From 11:00PM PDT on Friday, July 1 until 5:00AM PDT on Saturday, July 2, the Shmoop engineering elves will be making tweaks and improvements to the site. That means Shmoop will be unavailable for use during that time. Thanks for your patience!
We have changed our privacy policy. In addition, we use cookies on our website for various purposes. By continuing on our website, you consent to our use of cookies. You can learn about our practices by reading our privacy policy.
© 2016 Shmoop University, Inc. All rights reserved.

Analysis: Allusions

When authors refer to other great works, people, and events, it’s usually not accidental. Put on your super-sleuth hat and figure out why.

Main Literary Sources

  • Chronicles, Volume III by R. Holinshed (1587)
  • The Famous Victories of Henry V (anonymous play)
  • The Union of the Two Illustrious Families of Lancaster and York by Edward Hall (published 1542)

Historical Figures
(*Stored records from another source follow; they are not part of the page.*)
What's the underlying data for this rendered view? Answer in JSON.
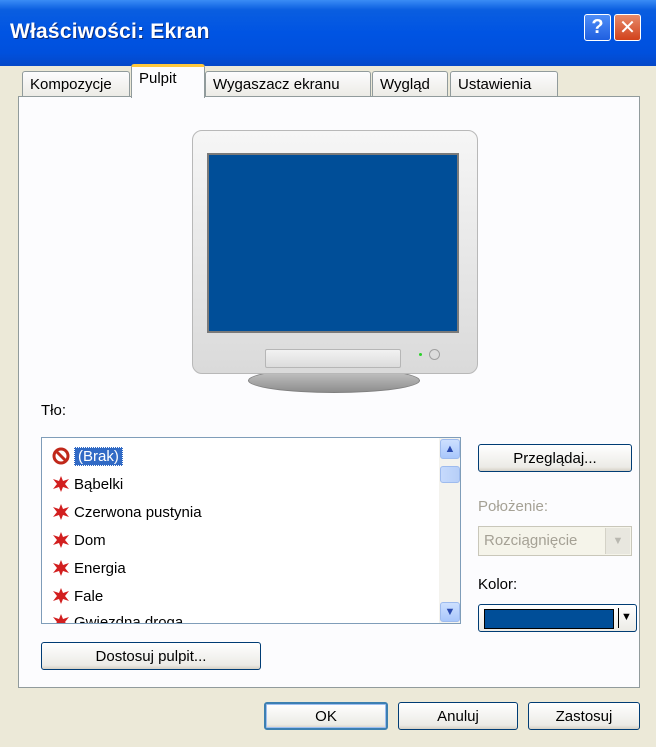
{
  "window": {
    "title": "Właściwości: Ekran",
    "help_glyph": "?",
    "close_glyph": "✕"
  },
  "tabs": [
    {
      "label": "Kompozycje"
    },
    {
      "label": "Pulpit"
    },
    {
      "label": "Wygaszacz ekranu"
    },
    {
      "label": "Wygląd"
    },
    {
      "label": "Ustawienia"
    }
  ],
  "desktop": {
    "background_label": "Tło:",
    "wallpapers": [
      {
        "label": "(Brak)",
        "icon": "no-icon"
      },
      {
        "label": "Bąbelki",
        "icon": "wallpaper-icon"
      },
      {
        "label": "Czerwona pustynia",
        "icon": "wallpaper-icon"
      },
      {
        "label": "Dom",
        "icon": "wallpaper-icon"
      },
      {
        "label": "Energia",
        "icon": "wallpaper-icon"
      },
      {
        "label": "Fale",
        "icon": "wallpaper-icon"
      },
      {
        "label": "Gwiezdna droga",
        "icon": "wallpaper-icon"
      }
    ],
    "browse_label": "Przeglądaj...",
    "position_label": "Położenie:",
    "position_value": "Rozciągnięcie",
    "color_label": "Kolor:",
    "color_value": "#004E98",
    "customize_label": "Dostosuj pulpit..."
  },
  "buttons": {
    "ok": "OK",
    "cancel": "Anuluj",
    "apply": "Zastosuj"
  },
  "colors": {
    "titlebar": "#0054E3",
    "selection": "#316AC5",
    "preview_screen": "#004E98",
    "tab_highlight": "#FFC83C"
  }
}
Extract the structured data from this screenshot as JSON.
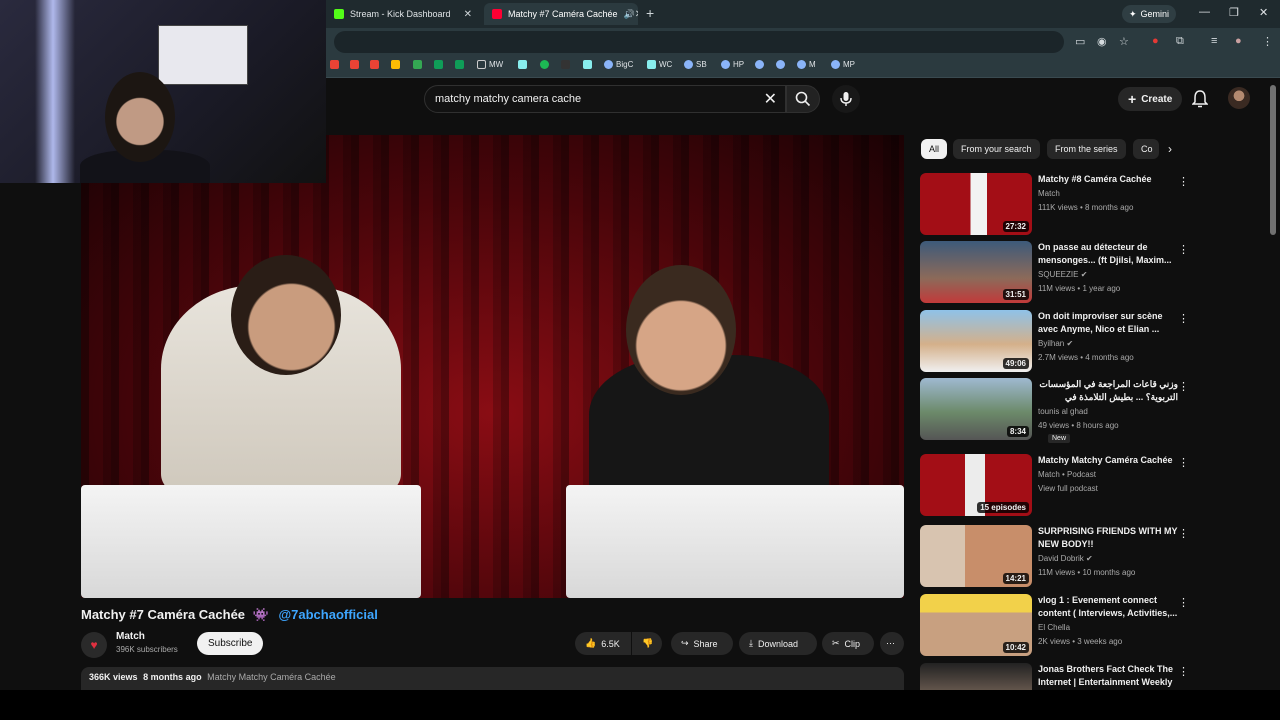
{
  "browser": {
    "tabs": [
      {
        "label": "Stream - Kick Dashboard",
        "icon": "kick-icon",
        "color": "#53fc18"
      },
      {
        "label": "Matchy #7 Caméra Cachée",
        "icon": "youtube-icon",
        "color": "#ff0033"
      }
    ],
    "gemini_label": "Gemini",
    "bookmarks": [
      "MW",
      "BigC",
      "WC",
      "SB",
      "HP",
      "M",
      "MP"
    ]
  },
  "youtube": {
    "search": {
      "query": "matchy matchy camera cache"
    },
    "create_label": "Create",
    "video": {
      "title": "Matchy #7 Caméra Cachée",
      "tag": "@7abchaofficial",
      "channel": "Match",
      "subscribers": "396K subscribers",
      "subscribe_label": "Subscribe",
      "likes": "6.5K",
      "share_label": "Share",
      "download_label": "Download",
      "clip_label": "Clip",
      "views": "366K views",
      "age": "8 months ago",
      "playlist": "Matchy Matchy Caméra Cachée"
    },
    "chips": [
      "All",
      "From your search",
      "From the series",
      "Co"
    ],
    "recommendations": [
      {
        "title": "Matchy #8 Caméra Cachée",
        "channel": "Match",
        "meta": "111K views • 8 months ago",
        "duration": "27:32"
      },
      {
        "title": "On passe au détecteur de mensonges... (ft Djilsi, Maxim...",
        "channel": "SQUEEZIE",
        "meta": "11M views • 1 year ago",
        "duration": "31:51"
      },
      {
        "title": "On doit improviser sur scène avec Anyme, Nico et Elian ...",
        "channel": "Byilhan",
        "meta": "2.7M views • 4 months ago",
        "duration": "49:06"
      },
      {
        "title": "وزني قاعات المراجعة في المؤسسات التربوية؟ ... بطيش التلامذة في الشارع في أحسان",
        "channel": "tounis al ghad",
        "meta": "49 views • 8 hours ago",
        "duration": "8:34",
        "badge": "New"
      },
      {
        "title": "Matchy Matchy Caméra Cachée",
        "channel": "Match • Podcast",
        "meta": "View full podcast",
        "duration": "15 episodes"
      },
      {
        "title": "SURPRISING FRIENDS WITH MY NEW BODY!!",
        "channel": "David Dobrik",
        "meta": "11M views • 10 months ago",
        "duration": "14:21"
      },
      {
        "title": "vlog 1 : Evenement connect content ( Interviews, Activities,...",
        "channel": "El Chella",
        "meta": "2K views • 3 weeks ago",
        "duration": "10:42"
      },
      {
        "title": "Jonas Brothers Fact Check The Internet | Entertainment Weekly",
        "channel": "",
        "meta": "",
        "duration": ""
      }
    ]
  }
}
  • King Henry V (1386-1422)
  • Henry Chichele, Archbishop of Canterbury (d.1433)
  • John Fordham, Bishop of Ely (d.1425)
  • Humphrey, Duke Of Gloucester (Henry's brother) (1390-1447)
  • John of Lancaster, Duke Of Bedford (Henry's brother) (1389-1435)
  • Thomas Beaufort, first Duke Of Exeter (Henry's uncle) (1377-1426)
  • Edward of Norwich, second Duke Of York (Henry's cousin) (1373-1415)
  • Thomas Montacute, fourth Earl of Salisbury (1388-1428)
  • Ralph Neville, first Earl of Westmorland (d.1425)
  • Richard de Beauchamp, thirteenth Earl of Warwick (1382-1439)
  • Richard of Conisburgh, third earl of Cambridge (1375-1415)
  • Henry Scrope, third Baron Scrope of Masham (1376-1415)
  • Thomas Grey (1384–1415)
  • King Charles VI King of France (1368-1422)
  • Isabeau (a.k.a. Isabel) of Bavaria, Queen of France (c.1371-1435)
  • Catherine de Valois (1401-1437)
  • Lewis, Dauphin of France (1397-1415)
  • Charles d'Albret, the Constable of France (1370-1435)

People who Shmooped this also Shmooped...